Jmart on 18th Avenue at 82nd Street opened this Saturday.
People came on foot, by car, by bicycle, and the place was packed, testing parking lot’s capacity and layout (the one entrance and exit onto 18th Ave is going to be problematic, especially for left turns). But on Saturday they were not charging for parking.
The supermarket was overrun by customers on Saturday afternoon, and the following is a glimpse of offerings, by no means comprehensive. Some thoughts at the end.
There is lots of fresh produce:
There were great deals to be had on everything, from corn, to rice, to watermelons and more.
Rows of frozen delicacies:
Though at times the sheer number of choices and customers was overwhelming.
There are big fish and meat sections:
Lots of dried prawns and more:
Lines to checkout were moving slow and wrapped around the fresh produce section.
There were whole isles stocked with just soy sauce, ramen and candies:
There were regular eggs, along with fresh and preserved quail and duck eggs.

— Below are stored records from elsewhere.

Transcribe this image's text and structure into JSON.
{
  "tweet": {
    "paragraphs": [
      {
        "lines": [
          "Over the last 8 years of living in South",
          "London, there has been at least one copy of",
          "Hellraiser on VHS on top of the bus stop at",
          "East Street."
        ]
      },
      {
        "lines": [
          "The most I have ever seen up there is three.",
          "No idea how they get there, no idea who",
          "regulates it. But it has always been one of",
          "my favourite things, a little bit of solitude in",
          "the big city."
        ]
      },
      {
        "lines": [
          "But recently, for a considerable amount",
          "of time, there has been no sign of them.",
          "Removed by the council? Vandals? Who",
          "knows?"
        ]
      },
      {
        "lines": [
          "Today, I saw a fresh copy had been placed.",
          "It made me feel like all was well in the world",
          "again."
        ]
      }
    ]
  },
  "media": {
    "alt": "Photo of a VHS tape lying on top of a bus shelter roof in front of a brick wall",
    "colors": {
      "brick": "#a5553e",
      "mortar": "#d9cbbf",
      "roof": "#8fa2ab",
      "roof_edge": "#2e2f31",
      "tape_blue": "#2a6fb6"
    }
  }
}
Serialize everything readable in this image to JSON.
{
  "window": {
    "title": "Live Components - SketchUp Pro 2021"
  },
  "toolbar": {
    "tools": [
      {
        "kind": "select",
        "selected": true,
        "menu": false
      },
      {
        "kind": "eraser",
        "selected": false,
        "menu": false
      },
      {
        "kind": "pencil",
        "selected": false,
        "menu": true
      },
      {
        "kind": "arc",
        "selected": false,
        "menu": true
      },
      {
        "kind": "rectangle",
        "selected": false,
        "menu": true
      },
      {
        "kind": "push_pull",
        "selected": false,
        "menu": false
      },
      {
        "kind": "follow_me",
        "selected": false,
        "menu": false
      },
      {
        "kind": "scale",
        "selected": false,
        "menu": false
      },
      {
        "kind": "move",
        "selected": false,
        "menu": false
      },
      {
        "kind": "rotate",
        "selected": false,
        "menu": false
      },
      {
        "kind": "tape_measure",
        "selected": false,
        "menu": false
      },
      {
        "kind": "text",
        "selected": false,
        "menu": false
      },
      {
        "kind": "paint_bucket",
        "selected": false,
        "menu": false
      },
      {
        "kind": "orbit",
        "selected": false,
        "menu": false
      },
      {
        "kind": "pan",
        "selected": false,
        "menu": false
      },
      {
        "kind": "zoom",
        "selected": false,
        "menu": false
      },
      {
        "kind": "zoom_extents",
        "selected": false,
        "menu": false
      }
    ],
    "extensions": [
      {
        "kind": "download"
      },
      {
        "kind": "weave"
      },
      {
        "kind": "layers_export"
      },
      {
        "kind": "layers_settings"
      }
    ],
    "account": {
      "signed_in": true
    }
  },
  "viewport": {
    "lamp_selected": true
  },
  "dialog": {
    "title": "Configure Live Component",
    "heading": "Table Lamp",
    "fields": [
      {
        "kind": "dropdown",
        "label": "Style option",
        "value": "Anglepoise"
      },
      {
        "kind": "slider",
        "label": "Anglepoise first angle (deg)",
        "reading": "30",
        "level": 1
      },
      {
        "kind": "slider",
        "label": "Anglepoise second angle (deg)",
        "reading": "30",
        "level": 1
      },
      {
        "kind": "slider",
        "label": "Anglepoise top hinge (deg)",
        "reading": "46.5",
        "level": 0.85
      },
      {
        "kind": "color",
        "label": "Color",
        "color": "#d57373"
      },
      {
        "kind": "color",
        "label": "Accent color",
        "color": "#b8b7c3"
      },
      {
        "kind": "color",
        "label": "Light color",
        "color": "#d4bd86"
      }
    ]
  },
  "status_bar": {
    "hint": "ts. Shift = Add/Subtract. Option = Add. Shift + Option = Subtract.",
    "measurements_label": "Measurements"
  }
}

For those looking for non-asian products, there is bread, polish kielbasa, cereal and ice cream, as well as tons of fresh fruit and veggies.
I will certainly be back, most likely with a neighbor in tow who can explain what is what – there is much to learn for the uninitiated.
Neighbor Carmen Molina says she was pleasantly surprised at their “large shelf of Goya Foods… It’s like having the selection present and divided among all the small stores in the neighborhood in one: red, white, black, pinto beans, Jasmine, white, brown, large, medium, basmati rice, lentils, coconut milk, corned beef, roast beef, potted meat, four types of Spanish olives, mojo criollo, cooking wine, olive oil, adobo and boxed Spanish yellow rice. Also there are other latino brands, like Maggi and Canilla.”
This does not sound good for the future of the small stores.
Shoppers were glad with the variety, and happy with the deals. Their regular prices were in line with other neighborhood markets: 2 big mangos for $3.99 and $0.89 per pound of papaya. The products seemed to be about 80% asian, a mix of Japanese, Korean and Chinese for certain, but I did not succeed at exploring the entire store and I’m sure I missed some.
“Even for us this is overwhelming, because they have not just Chinese but Korean and other asian countries produce in the same place. For one thing now you have many options”, a Chinese family with three generations present concurred.
Judging by the crowds, this store will do very well.